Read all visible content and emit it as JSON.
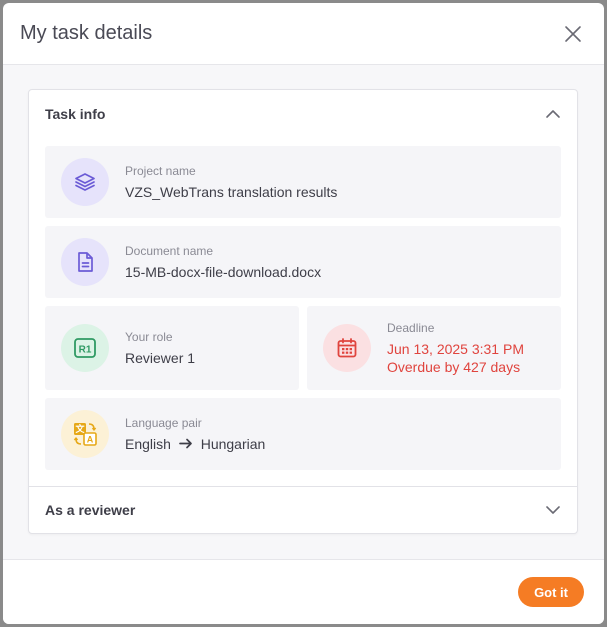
{
  "dialog": {
    "title": "My task details",
    "got_it_label": "Got it"
  },
  "task_info": {
    "heading": "Task info",
    "project": {
      "label": "Project name",
      "value": "VZS_WebTrans translation results"
    },
    "document": {
      "label": "Document name",
      "value": "15-MB-docx-file-download.docx"
    },
    "role": {
      "label": "Your role",
      "value": "Reviewer 1",
      "badge": "R1"
    },
    "deadline": {
      "label": "Deadline",
      "date": "Jun 13, 2025 3:31 PM",
      "overdue": "Overdue by 427 days"
    },
    "language": {
      "label": "Language pair",
      "source": "English",
      "target": "Hungarian"
    }
  },
  "reviewer_section": {
    "heading": "As a reviewer"
  },
  "colors": {
    "accent": "#f57c24",
    "overdue": "#e0443e",
    "purple_icon": "#6b5bd6",
    "green_icon": "#2f9a63",
    "red_icon": "#e0443e",
    "yellow_icon": "#e6a817"
  },
  "icons": {
    "close": "close-icon",
    "project": "layers-icon",
    "document": "document-icon",
    "role": "role-badge-icon",
    "deadline": "calendar-icon",
    "language": "translate-icon",
    "expand": "chevron-up-icon",
    "collapse": "chevron-down-icon"
  }
}
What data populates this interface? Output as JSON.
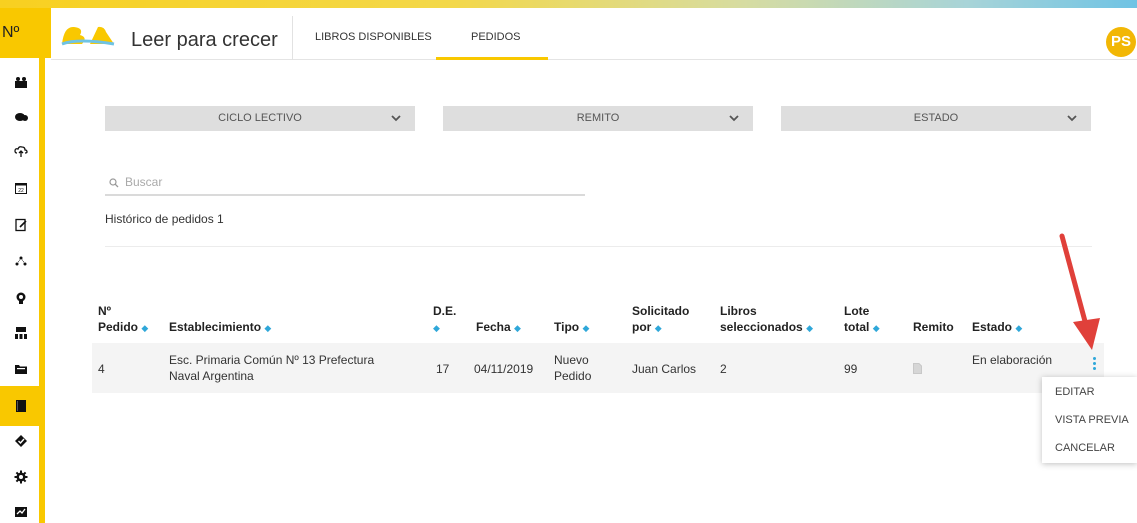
{
  "rail": {
    "top_label": "Nº"
  },
  "header": {
    "app_title": "Leer para crecer",
    "tabs": [
      {
        "label": "LIBROS DISPONIBLES"
      },
      {
        "label": "PEDIDOS"
      }
    ],
    "active_tab": "PEDIDOS",
    "avatar_initials": "PS"
  },
  "filters": [
    {
      "label": "CICLO LECTIVO"
    },
    {
      "label": "REMITO"
    },
    {
      "label": "ESTADO"
    }
  ],
  "search": {
    "placeholder": "Buscar",
    "value": ""
  },
  "history_label": "Histórico de pedidos 1",
  "table": {
    "headers": {
      "pedido_1": "Nº",
      "pedido_2": "Pedido",
      "establecimiento": "Establecimiento",
      "de": "D.E.",
      "fecha": "Fecha",
      "tipo": "Tipo",
      "solicitado_1": "Solicitado",
      "solicitado_2": "por",
      "libros_1": "Libros",
      "libros_2": "seleccionados",
      "lote_1": "Lote",
      "lote_2": "total",
      "remito": "Remito",
      "estado": "Estado"
    },
    "rows": [
      {
        "pedido": "4",
        "establecimiento_1": "Esc. Primaria Común Nº 13 Prefectura",
        "establecimiento_2": "Naval Argentina",
        "de": "17",
        "fecha": "04/11/2019",
        "tipo_1": "Nuevo",
        "tipo_2": "Pedido",
        "solicitado": "Juan Carlos",
        "libros": "2",
        "lote": "99",
        "estado": "En elaboración"
      }
    ]
  },
  "row_menu": {
    "items": [
      {
        "label": "EDITAR"
      },
      {
        "label": "VISTA PREVIA"
      },
      {
        "label": "CANCELAR"
      }
    ]
  },
  "colors": {
    "brand_yellow": "#f9c800",
    "sort_blue": "#2fa7d9",
    "annotation_red": "#e0403a"
  }
}
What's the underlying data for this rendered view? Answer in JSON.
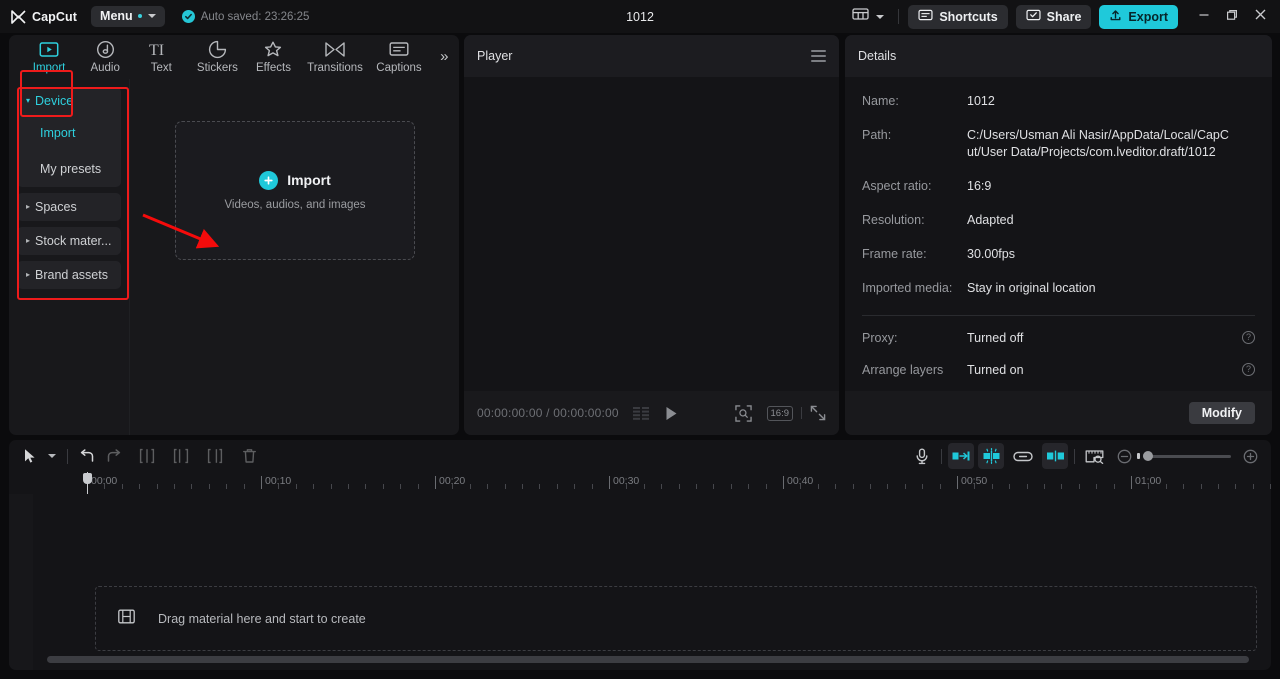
{
  "titlebar": {
    "brand": "CapCut",
    "menu_label": "Menu",
    "autosave_text": "Auto saved: 23:26:25",
    "project_title": "1012",
    "shortcuts_label": "Shortcuts",
    "share_label": "Share",
    "export_label": "Export",
    "icons": {
      "logo": "capcut-logo-icon",
      "autosave_check": "check-circle-icon",
      "layout": "layout-grid-icon",
      "layout_caret": "chevron-down-icon",
      "shortcuts": "keyboard-icon",
      "share": "share-screen-icon",
      "export": "upload-icon",
      "minimize": "minimize-icon",
      "maximize": "restore-icon",
      "close": "close-icon"
    }
  },
  "left_panel": {
    "tabs": [
      {
        "label": "Import",
        "icon": "import-video-icon",
        "active": true
      },
      {
        "label": "Audio",
        "icon": "audio-note-icon",
        "active": false
      },
      {
        "label": "Text",
        "icon": "text-ti-icon",
        "active": false
      },
      {
        "label": "Stickers",
        "icon": "sticker-circle-icon",
        "active": false
      },
      {
        "label": "Effects",
        "icon": "effects-sparkle-icon",
        "active": false
      },
      {
        "label": "Transitions",
        "icon": "transitions-bowtie-icon",
        "active": false
      },
      {
        "label": "Captions",
        "icon": "captions-box-icon",
        "active": false
      }
    ],
    "more_label": "»",
    "nav": [
      {
        "label": "Device",
        "type": "group",
        "open": true,
        "tri": "▾"
      },
      {
        "label": "Import",
        "type": "sub",
        "active": true
      },
      {
        "label": "My presets",
        "type": "sub",
        "active": false
      },
      {
        "label": "Spaces",
        "type": "group",
        "open": false,
        "tri": "▸"
      },
      {
        "label": "Stock mater...",
        "type": "group",
        "open": false,
        "tri": "▸"
      },
      {
        "label": "Brand assets",
        "type": "group",
        "open": false,
        "tri": "▸"
      }
    ],
    "dropzone": {
      "title": "Import",
      "subtitle": "Videos, audios, and images",
      "plus_icon": "plus-circle-icon"
    }
  },
  "player": {
    "title": "Player",
    "menu_icon": "hamburger-menu-icon",
    "timecode": "00:00:00:00 / 00:00:00:00",
    "icons": {
      "quality": "quality-bars-icon",
      "play": "play-icon",
      "crop": "crop-zoom-icon",
      "fullscreen": "fullscreen-icon"
    },
    "ratio_label": "16:9"
  },
  "details": {
    "title": "Details",
    "rows": [
      {
        "key": "Name:",
        "value": "1012",
        "help": false
      },
      {
        "key": "Path:",
        "value": "C:/Users/Usman Ali Nasir/AppData/Local/CapCut/User Data/Projects/com.lveditor.draft/1012",
        "help": false
      },
      {
        "key": "Aspect ratio:",
        "value": "16:9",
        "help": false
      },
      {
        "key": "Resolution:",
        "value": "Adapted",
        "help": false
      },
      {
        "key": "Frame rate:",
        "value": "30.00fps",
        "help": false
      },
      {
        "key": "Imported media:",
        "value": "Stay in original location",
        "help": false
      }
    ],
    "toggle_rows": [
      {
        "key": "Proxy:",
        "value": "Turned off",
        "help": true,
        "help_glyph": "?"
      },
      {
        "key": "Arrange layers",
        "value": "Turned on",
        "help": true,
        "help_glyph": "?"
      }
    ],
    "modify_label": "Modify"
  },
  "timeline": {
    "tools_left": [
      {
        "name": "select-arrow-icon",
        "state": "enabled"
      },
      {
        "name": "chevron-down-icon",
        "state": "enabled"
      },
      {
        "name": "undo-icon",
        "state": "enabled"
      },
      {
        "name": "redo-icon",
        "state": "disabled"
      },
      {
        "name": "split-icon",
        "state": "disabled"
      },
      {
        "name": "trim-left-icon",
        "state": "disabled"
      },
      {
        "name": "trim-right-icon",
        "state": "disabled"
      },
      {
        "name": "delete-icon",
        "state": "disabled"
      }
    ],
    "tools_right": [
      {
        "name": "microphone-icon",
        "state": "enabled"
      },
      {
        "name": "auto-cut-icon",
        "state": "active"
      },
      {
        "name": "keyframe-icon",
        "state": "active"
      },
      {
        "name": "link-icon",
        "state": "enabled"
      },
      {
        "name": "mirror-icon",
        "state": "active"
      },
      {
        "name": "ruler-zoom-icon",
        "state": "enabled"
      },
      {
        "name": "zoom-out-icon",
        "state": "enabled"
      },
      {
        "name": "zoom-in-icon",
        "state": "enabled"
      }
    ],
    "ruler_labels": [
      "00:00",
      "00:10",
      "00:20",
      "00:30",
      "00:40",
      "00:50",
      "01:00"
    ],
    "playhead_time": "00:00",
    "drag_hint": "Drag material here and start to create",
    "drag_icon": "film-strip-icon"
  },
  "annotations": {
    "highlight_color": "#ef1b1b",
    "arrow_color": "#f50b0b",
    "highlights": [
      "import-tab",
      "device-nav-group"
    ]
  },
  "theme": {
    "accent": "#1fc9da",
    "bg": "#0b0b0d",
    "panel": "#141417",
    "panel_alt": "#18181b",
    "header": "#1c1c20",
    "text": "#dfe0e3",
    "text_dim": "#97999e"
  }
}
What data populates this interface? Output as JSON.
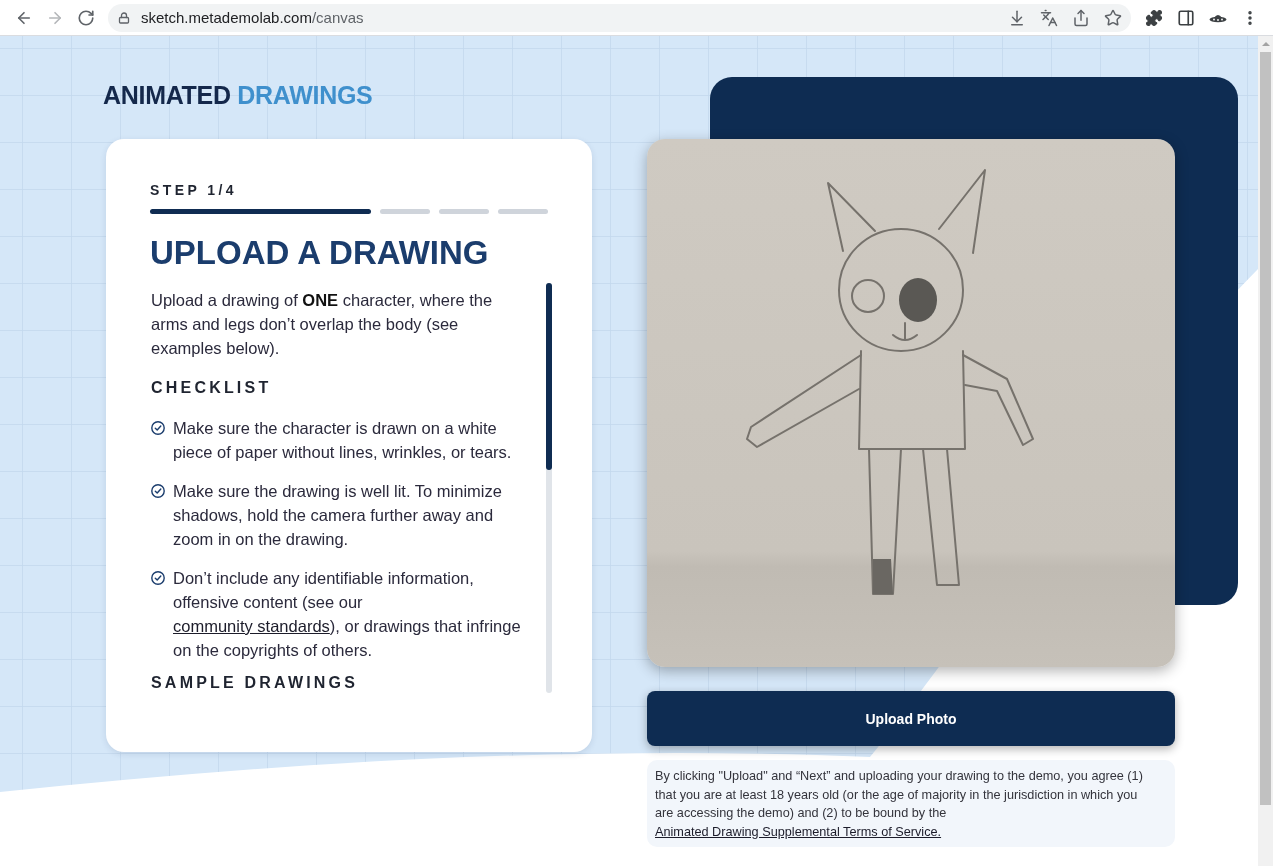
{
  "browser": {
    "url_host": "sketch.metademolab.com",
    "url_path": "/canvas"
  },
  "logo": {
    "text_1": "ANIMATED",
    "text_2": "DRAWINGS"
  },
  "step_card": {
    "step_label": "STEP 1/4",
    "progress_segments": [
      {
        "done": true
      },
      {
        "done": false
      },
      {
        "done": false
      },
      {
        "done": false
      }
    ],
    "title": "UPLOAD A DRAWING",
    "intro": "Upload a drawing of **ONE** character, where the arms and legs don’t overlap the body (see examples below).",
    "checklist_heading": "CHECKLIST",
    "checklist": [
      {
        "text": "Make sure the character is drawn on a white piece of paper without lines, wrinkles, or tears."
      },
      {
        "text": "Make sure the drawing is well lit. To minimize shadows, hold the camera further away and zoom in on the drawing."
      },
      {
        "text": "Don’t include any identifiable information, offensive content (see our ",
        "link": "community standards",
        "text_after": "), or drawings that infringe on the copyrights of others."
      }
    ],
    "next_heading": "SAMPLE DRAWINGS"
  },
  "upload_button": {
    "label": "Upload Photo"
  },
  "disclaimer": {
    "text": "By clicking \"Upload\" and “Next” and uploading your drawing to the demo, you agree (1) that you are at least 18 years old (or the age of majority in the jurisdiction in which you are accessing the demo) and (2) to be bound by the ",
    "link": "Animated Drawing Supplemental Terms of Service."
  }
}
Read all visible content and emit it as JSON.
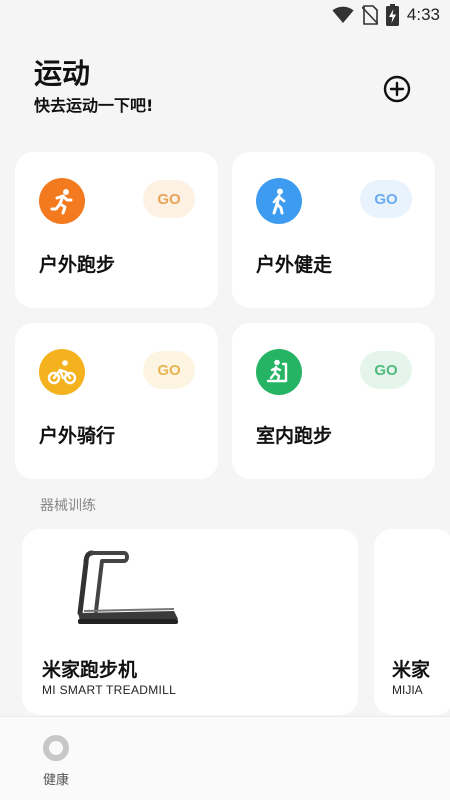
{
  "status": {
    "time": "4:33",
    "icons": [
      "wifi-icon",
      "no-sim-icon",
      "battery-charging-icon"
    ]
  },
  "header": {
    "title": "运动",
    "subtitle": "快去运动一下吧!",
    "add_icon": "plus-circle-icon"
  },
  "sports": [
    {
      "label": "户外跑步",
      "go": "GO",
      "icon": "running-icon",
      "color": "#f47a1f",
      "go_bg": "#fdf1e3",
      "go_color": "#e8a45a"
    },
    {
      "label": "户外健走",
      "go": "GO",
      "icon": "walking-icon",
      "color": "#3d9bf0",
      "go_bg": "#e8f3fd",
      "go_color": "#6aacf0"
    },
    {
      "label": "户外骑行",
      "go": "GO",
      "icon": "cycling-icon",
      "color": "#f5b21f",
      "go_bg": "#fdf5e2",
      "go_color": "#e7b552"
    },
    {
      "label": "室内跑步",
      "go": "GO",
      "icon": "treadmill-running-icon",
      "color": "#25b464",
      "go_bg": "#e5f5ec",
      "go_color": "#4fba7d"
    }
  ],
  "equipment": {
    "section_title": "器械训练",
    "items": [
      {
        "name": "米家跑步机",
        "subtitle": "MI SMART TREADMILL"
      },
      {
        "name": "米家",
        "subtitle": "MIJIA"
      }
    ]
  },
  "nav": {
    "items": [
      {
        "label": "健康",
        "icon": "health-ring-icon"
      }
    ]
  }
}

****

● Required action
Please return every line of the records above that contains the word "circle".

● Written answer
      "autosave_check": "check-circle-icon",
        "icon": "sticker-circle-icon",
      "plus_icon": "plus-circle-icon"
    "add_icon": "plus-circle-icon"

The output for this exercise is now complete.